Location: Brand Credibility & Market Share
Brand Recognition + Generic/Authoritative Credibility = More Brand Recognition
Companies often acquire category-defining domains to lever existing efforts, rebrand, or launch new consumer-facing campaigns—for instance, I sold Rate.com to Guaranteed Rate, eBike.com to Bosch and Advance.com to Advance Publications (Conde Nast); Oracle utilizes Sales.com, Retail.com and Think.com, and L’oreal owns Skincare.com and Makeup.com; Barnes & Noble owns Books.com; Honda owns Motorcycles.com; Intel owns Chips.com and PC.com; PetSmart owns Dogs.com; Frito-Lay recently launched Snacks.com, and the list goes on and on.
This is not only a smart move offensively, but defensively as well—for instance, many times a company will lock up a domain name to block competitors from acquiring and developing it. In 2013, Brian Sharples, former CEO of HomeAway spent $35M to acquire VacationRentals.com just to keep it out of Expedia's hands! Which worked. Expedia later acquired HomeAway in 2015 for a whopping $3.9Billion. You can read the article/see the video with Mr. Sharples' comments here.
The case studies on the inherent advantages of leveraging a premium .com are legion. Look at Russian Standard Vodka’s $3 million acquisition of premium domain Vodka.com. Furthermore, look at the timing: the Russian company was one year into their first foray into the lucrative US market. For three straight years after the acquisition of Vodka.com, with US growth rates at 56.5%, the brand received honors and awards for understanding and achieving consumer appeal. Acquiring the premium domain name was an integral part of this success.
And, as a startup, Mint.com credited their investment in a premium short, brandable, memorable domain as a primary factor that enabled their brand recognition up to the 20 million users they now report.
What these case studies show repeatedly is that when companies utilize a premium domain name, particularly with a name in direct alignment with their brand and positioning, they see a huge bump in traffic and conversions.
What do these smart companies know that you don't?
Premium domains (authoritative, one-to-two word .coms) do very well in natural search, particularly if developed correctly—think: a content-led strategy in traffic.
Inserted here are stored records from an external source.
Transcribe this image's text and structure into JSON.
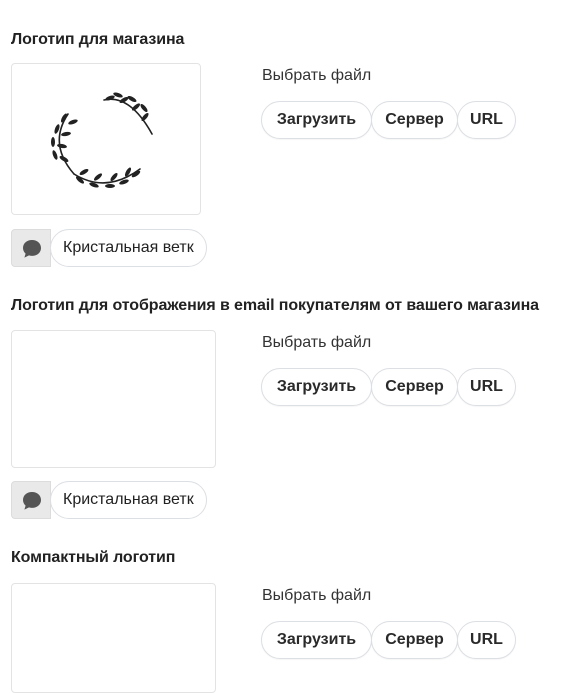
{
  "sections": [
    {
      "title": "Логотип для магазина",
      "choose_file_label": "Выбрать файл",
      "buttons": {
        "upload": "Загрузить",
        "server": "Сервер",
        "url": "URL"
      },
      "alt_text_value": "Кристальная ветка"
    },
    {
      "title": "Логотип для отображения в email покупателям от вашего магазина",
      "choose_file_label": "Выбрать файл",
      "buttons": {
        "upload": "Загрузить",
        "server": "Сервер",
        "url": "URL"
      },
      "alt_text_value": "Кристальная ветка"
    },
    {
      "title": "Компактный логотип",
      "choose_file_label": "Выбрать файл",
      "buttons": {
        "upload": "Загрузить",
        "server": "Сервер",
        "url": "URL"
      }
    }
  ],
  "icons": {
    "chat": "speech-bubble-icon",
    "logo": "laurel-wreath-logo"
  },
  "colors": {
    "border": "#dcdfe3",
    "chat_button_bg": "#e9e9e9",
    "icon": "#555555"
  }
}
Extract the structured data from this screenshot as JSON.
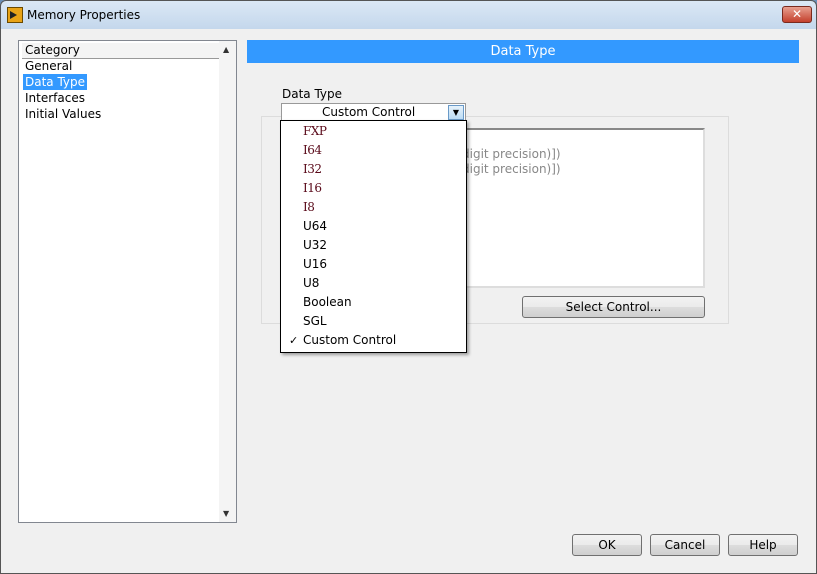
{
  "window": {
    "title": "Memory Properties",
    "close_label": "✕"
  },
  "category": {
    "header": "Category",
    "items": [
      {
        "label": "General"
      },
      {
        "label": "Data Type",
        "selected": true
      },
      {
        "label": "Interfaces"
      },
      {
        "label": "Initial Values"
      }
    ]
  },
  "banner": "Data Type",
  "data_type": {
    "label": "Data Type",
    "selected": "Custom Control",
    "options": [
      "FXP",
      "I64",
      "I32",
      "I16",
      "I8",
      "U64",
      "U32",
      "U16",
      "U8",
      "Boolean",
      "SGL",
      "Custom Control"
    ]
  },
  "description_lines": [
    ")",
    "digit precision)])",
    "digit precision)])"
  ],
  "select_control_label": "Select Control...",
  "buttons": {
    "ok": "OK",
    "cancel": "Cancel",
    "help": "Help"
  },
  "colors": {
    "accent": "#3399ff",
    "numeric_text": "#5a0a1a"
  }
}
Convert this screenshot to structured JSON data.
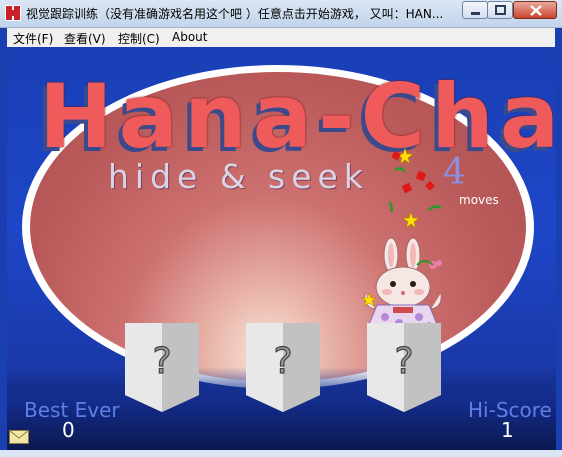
{
  "window": {
    "title": "视觉跟踪训练（没有准确游戏名用这个吧 ）任意点击开始游戏， 又叫：HAN..."
  },
  "menu": {
    "items": [
      {
        "label": "文件(F)"
      },
      {
        "label": "查看(V)"
      },
      {
        "label": "控制(C)"
      },
      {
        "label": "About"
      }
    ]
  },
  "game": {
    "logo_title": "Hana-Cha",
    "logo_subtitle": "hide & seek",
    "moves_count": "4",
    "moves_label": "moves",
    "card_symbol": "?",
    "best_ever_label": "Best Ever",
    "best_ever_value": "0",
    "hi_score_label": "Hi-Score",
    "hi_score_value": "1"
  },
  "colors": {
    "background": "#1a3fb0",
    "logo_red": "#ef5a5a",
    "oval_red": "#b85858",
    "score_label": "#5c7fe8"
  }
}
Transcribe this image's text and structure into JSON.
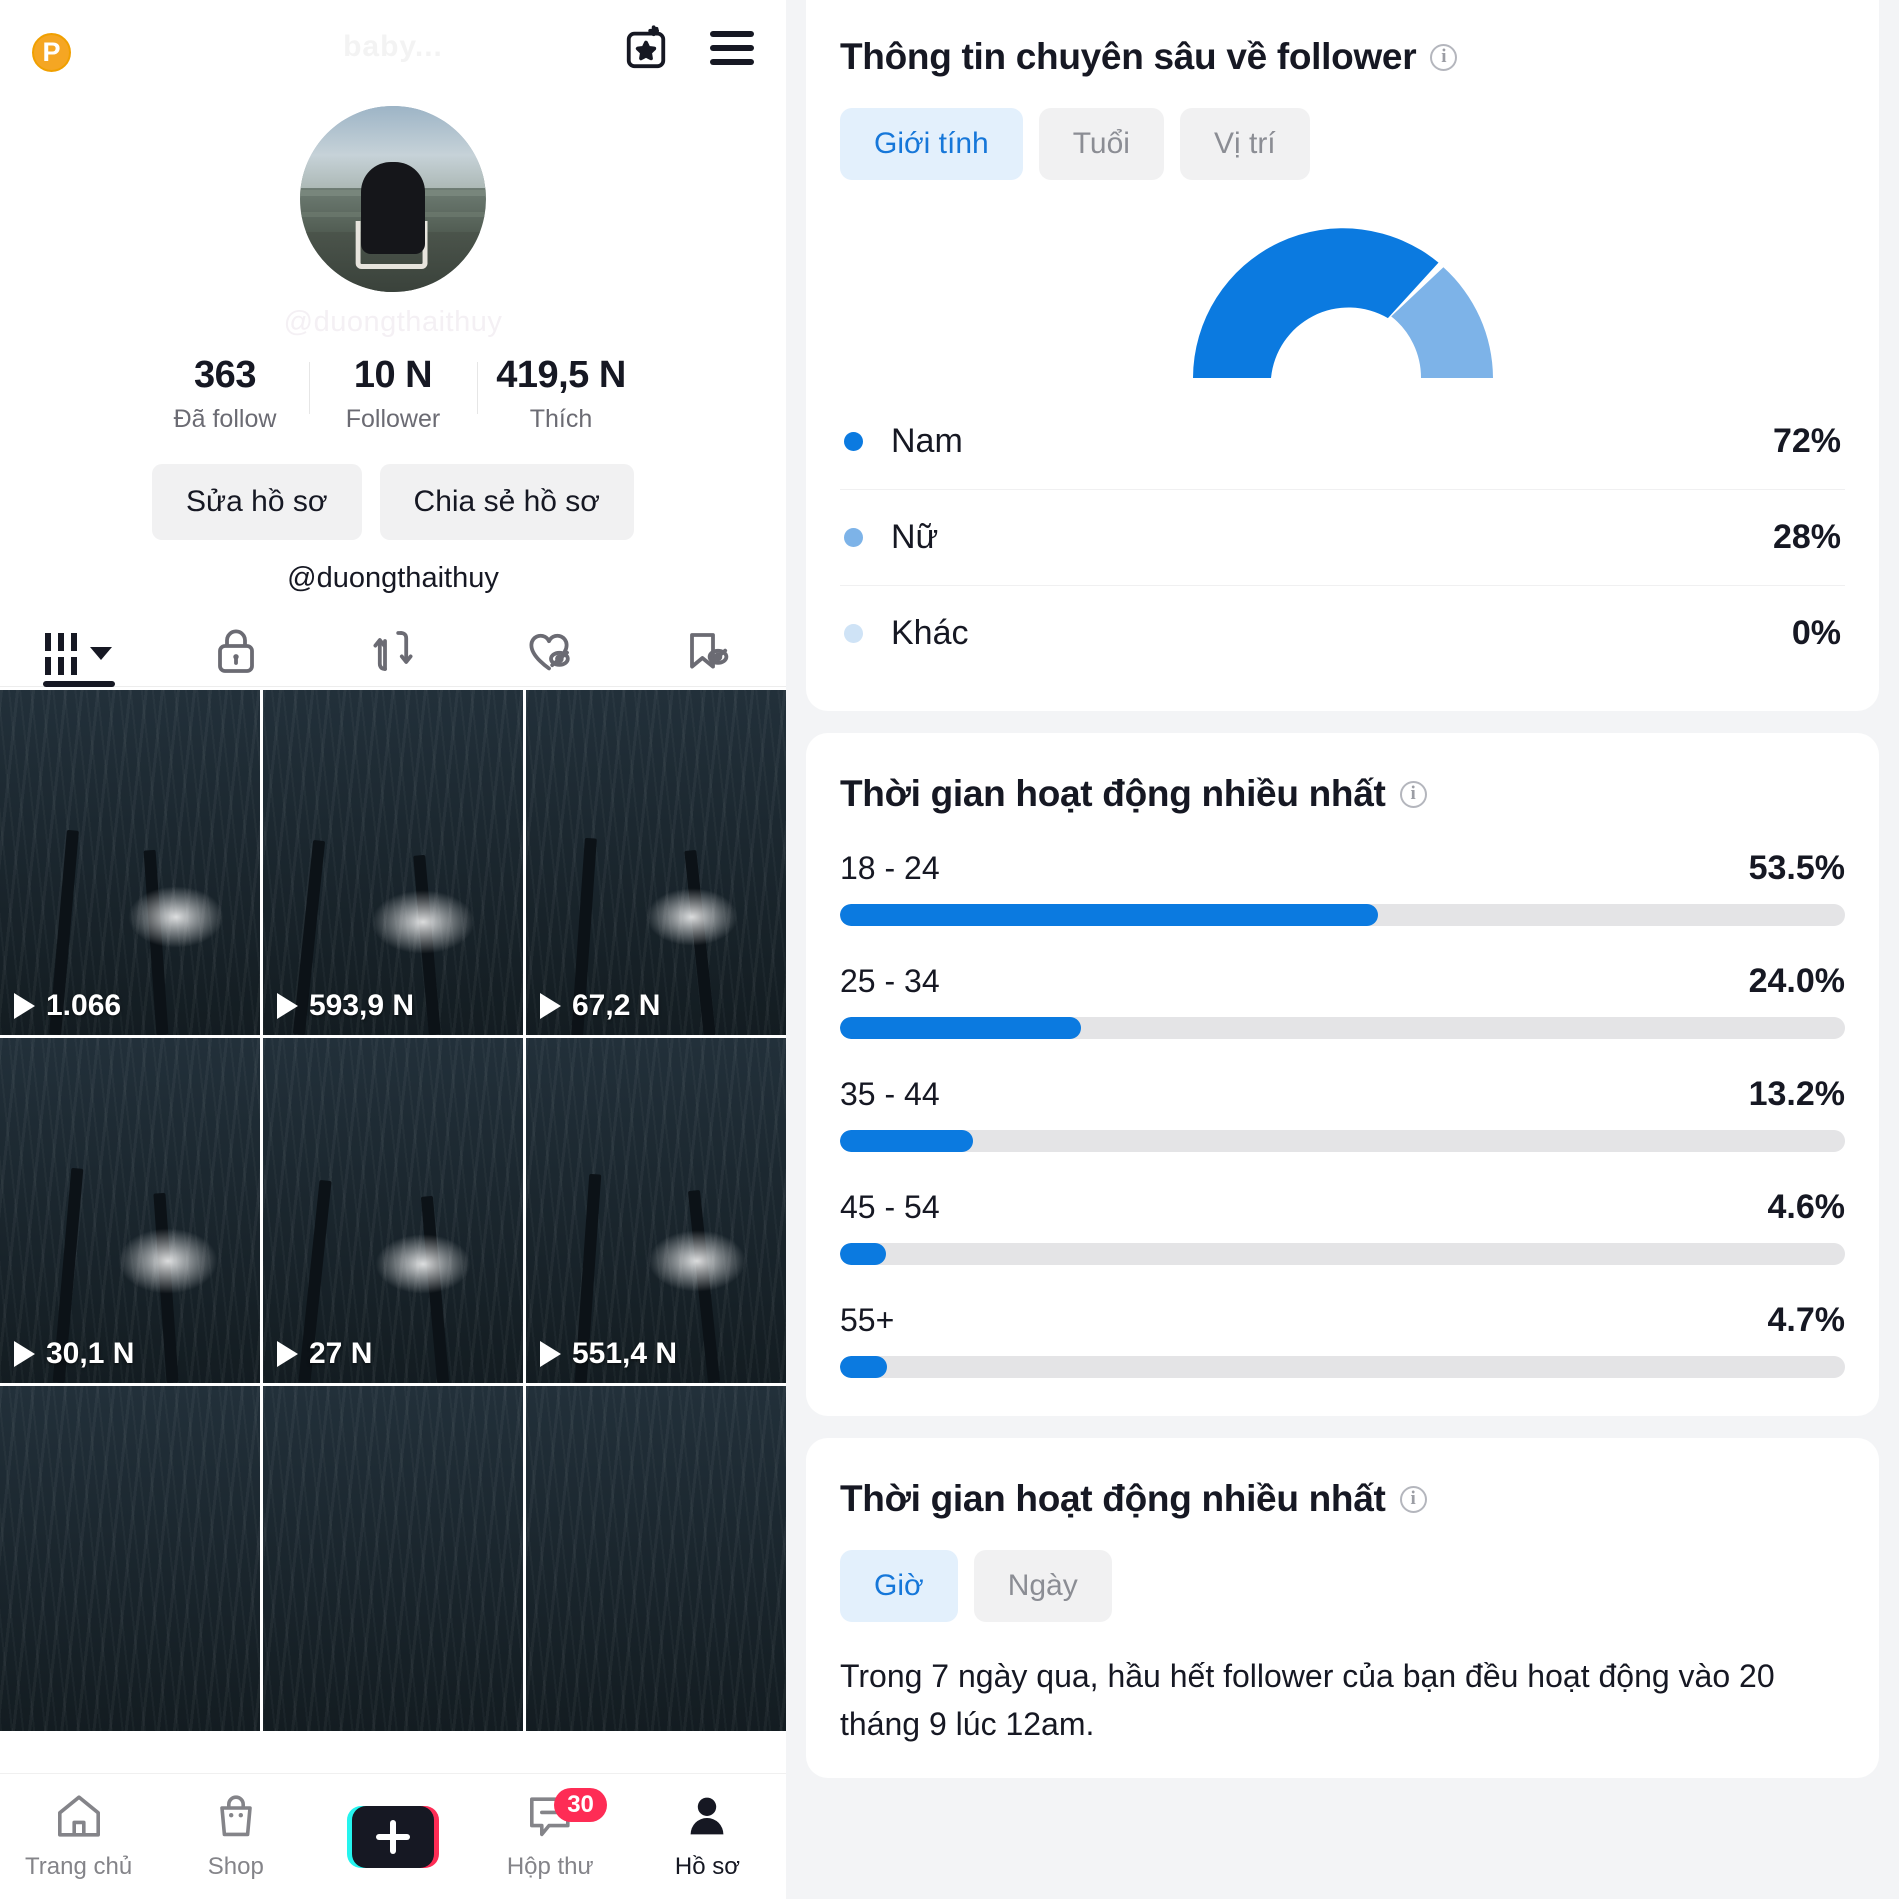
{
  "left": {
    "topbar": {
      "coin_label": "P",
      "ghost_title": "baby...",
      "calendar_star_icon": "calendar-star-icon",
      "menu_icon": "hamburger-menu-icon"
    },
    "profile": {
      "handle_ghost": "@duongthaithuy",
      "handle": "@duongthaithuy",
      "stats": [
        {
          "value": "363",
          "label": "Đã follow"
        },
        {
          "value": "10 N",
          "label": "Follower"
        },
        {
          "value": "419,5 N",
          "label": "Thích"
        }
      ],
      "edit_button": "Sửa hồ sơ",
      "share_button": "Chia sẻ hồ sơ"
    },
    "tabs": [
      {
        "icon": "grid-videos-icon",
        "active": true
      },
      {
        "icon": "lock-private-icon",
        "active": false
      },
      {
        "icon": "repost-arrows-icon",
        "active": false
      },
      {
        "icon": "heart-hidden-icon",
        "active": false
      },
      {
        "icon": "bookmark-hidden-icon",
        "active": false
      }
    ],
    "videos": [
      {
        "views": "1.066"
      },
      {
        "views": "593,9 N"
      },
      {
        "views": "67,2 N"
      },
      {
        "views": "30,1 N"
      },
      {
        "views": "27 N"
      },
      {
        "views": "551,4 N"
      },
      {
        "views": ""
      },
      {
        "views": ""
      },
      {
        "views": ""
      }
    ],
    "bottomnav": [
      {
        "label": "Trang chủ",
        "icon": "home-icon",
        "active": false,
        "badge": ""
      },
      {
        "label": "Shop",
        "icon": "shop-bag-icon",
        "active": false,
        "badge": ""
      },
      {
        "label": "",
        "icon": "create-plus-icon",
        "active": false,
        "badge": ""
      },
      {
        "label": "Hộp thư",
        "icon": "inbox-message-icon",
        "active": false,
        "badge": "30"
      },
      {
        "label": "Hồ sơ",
        "icon": "profile-person-icon",
        "active": true,
        "badge": ""
      }
    ]
  },
  "right": {
    "follower_insights": {
      "title": "Thông tin chuyên sâu về follower",
      "info_icon": "info-icon",
      "segments": [
        {
          "label": "Giới tính",
          "active": true
        },
        {
          "label": "Tuổi",
          "active": false
        },
        {
          "label": "Vị trí",
          "active": false
        }
      ]
    },
    "age_section": {
      "title": "Thời gian hoạt động nhiều nhất",
      "info_icon": "info-icon"
    },
    "activity_section": {
      "title": "Thời gian hoạt động nhiều nhất",
      "info_icon": "info-icon",
      "segments": [
        {
          "label": "Giờ",
          "active": true
        },
        {
          "label": "Ngày",
          "active": false
        }
      ],
      "note": "Trong 7 ngày qua, hầu hết follower của bạn đều hoạt động vào 20 tháng 9 lúc 12am."
    }
  },
  "colors": {
    "primary_blue": "#0b7ae0",
    "light_blue": "#7db3e8",
    "pale_blue": "#cfe3f6",
    "accent_pink": "#fe2c55",
    "accent_cyan": "#25f4ee",
    "track_gray": "#e4e4e6",
    "panel_bg": "#f3f4f6"
  },
  "chart_data": [
    {
      "type": "pie",
      "title": "Giới tính",
      "subtitle": "Thông tin chuyên sâu về follower",
      "legend_position": "bottom",
      "labels": [
        "Nam",
        "Nữ",
        "Khác"
      ],
      "values": [
        72,
        28,
        0
      ],
      "value_labels": [
        "72%",
        "28%",
        "0%"
      ],
      "colors": [
        "#0b7ae0",
        "#7db3e8",
        "#cfe3f6"
      ],
      "note": "semi-circular donut gauge, 180 degree sweep"
    },
    {
      "type": "bar",
      "title": "Thời gian hoạt động nhiều nhất",
      "orientation": "horizontal",
      "categories": [
        "18 - 24",
        "25 - 34",
        "35 - 44",
        "45 - 54",
        "55+"
      ],
      "values": [
        53.5,
        24.0,
        13.2,
        4.6,
        4.7
      ],
      "value_labels": [
        "53.5%",
        "24.0%",
        "13.2%",
        "4.6%",
        "4.7%"
      ],
      "xlabel": "",
      "ylabel": "",
      "xlim": [
        0,
        100
      ],
      "grid": false,
      "bar_color": "#0b7ae0",
      "track_color": "#e4e4e6"
    }
  ]
}
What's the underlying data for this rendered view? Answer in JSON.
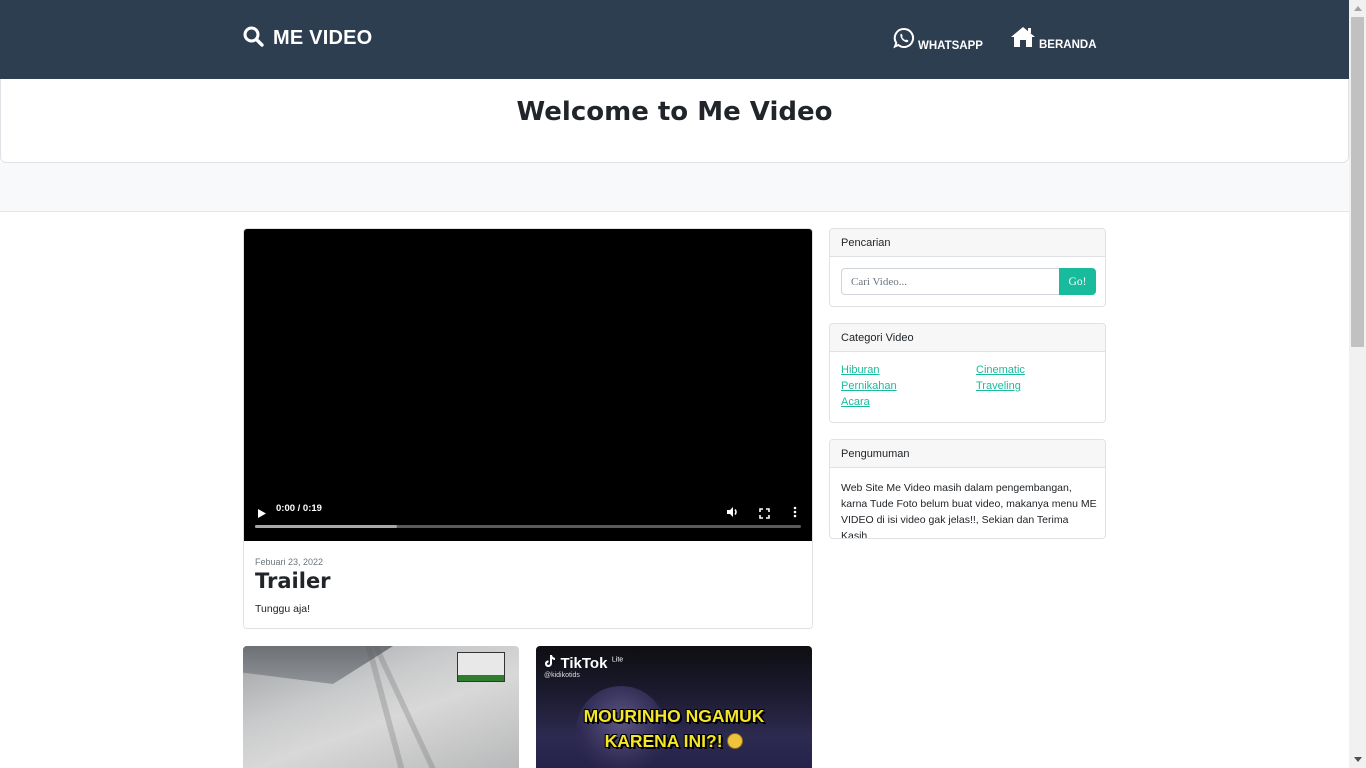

Moreover, their authoritative nature leads to trust and credibility—resulting in higher click-throughs and conversions, not to mention intuitive, type-in traffic (direct navigation).
Here are some of the other inherent benefits of owning a premium domain name:
Most companies are in the digital equivalent of an arm's race with their top competitors; an ultra-premium domain name provides the key differentiator they need to prevail.
How can you begin developing your own domain strategy and building out your portfolio?
Buckley Media has a carefully curated list of premium domains for sale and you can find them at the simple, one word, English dictionary .com: Defining.com. Please keep in mind, this is a short list, and contact us with whatever kind of domain you need, as it's a good bet we can get it for you. Buckley Media works diligently with both buyers and sellers to ensure a smooth transaction. We pride ourselves on our matchmaking skills—developing deals that benefit both parties.
Here are just a few of the smart companies that have acquired and aligned themselves with premium, generic, short .COMs:
About the Author: Kate Buckley is CEO and founder of BuckleyMedia.com, a premium domains, naming and branding agency. She is an expert at premium domain consulting and brokerage, specializing in discreet, professional acquisitions and divestments of ultra-premium domain names. Kate has personally brokered millions of dollars in both private and publicly-recorded top domains sales.
Kate Buckley is CEO and founder of BuckleyMedia.com, a premium domains, naming and branding agency. She is an expert at premium domain consulting and brokerage, specializing in private domain acquisitions and divestments of ultra-premium domain names. Kate has personally brokered millions of dollars in both private and publicly-recorded top domains sales. A member of the ICA, Kate is also a member of the Business Constituency of ICANN.